[The task]:
Only lines holding the word "label" should be copied from the material.
┌──
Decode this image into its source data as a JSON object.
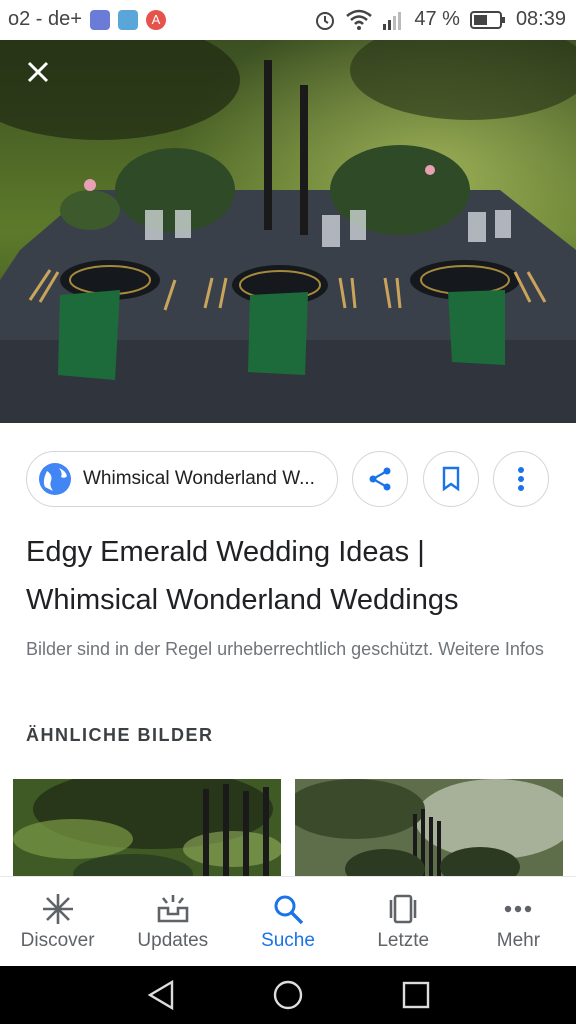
{
  "status_bar": {
    "carrier": "o2 - de+",
    "battery": "47 %",
    "time": "08:39",
    "notification_icons": [
      "gallery-icon",
      "photos-icon",
      "a-icon"
    ]
  },
  "source": {
    "name": "Whimsical Wonderland W..."
  },
  "title": "Edgy Emerald Wedding Ideas | Whimsical Wonderland Weddings",
  "copyright": "Bilder sind in der Regel urheberrechtlich geschützt. Weitere Infos",
  "section_heading": "ÄHNLICHE BILDER",
  "bottom_nav": [
    {
      "label": "Discover",
      "icon": "asterisk-icon",
      "active": false
    },
    {
      "label": "Updates",
      "icon": "updates-icon",
      "active": false
    },
    {
      "label": "Suche",
      "icon": "search-icon",
      "active": true
    },
    {
      "label": "Letzte",
      "icon": "recent-icon",
      "active": false
    },
    {
      "label": "Mehr",
      "icon": "more-icon",
      "active": false
    }
  ],
  "colors": {
    "accent": "#1a73e8",
    "napkin": "#1d6b3a",
    "tablecloth": "#3a4049"
  }
}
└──
[Task answer]:
      "label": "Discover",
      "label": "Updates",
      "label": "Suche",
      "label": "Letzte",
      "label": "Mehr",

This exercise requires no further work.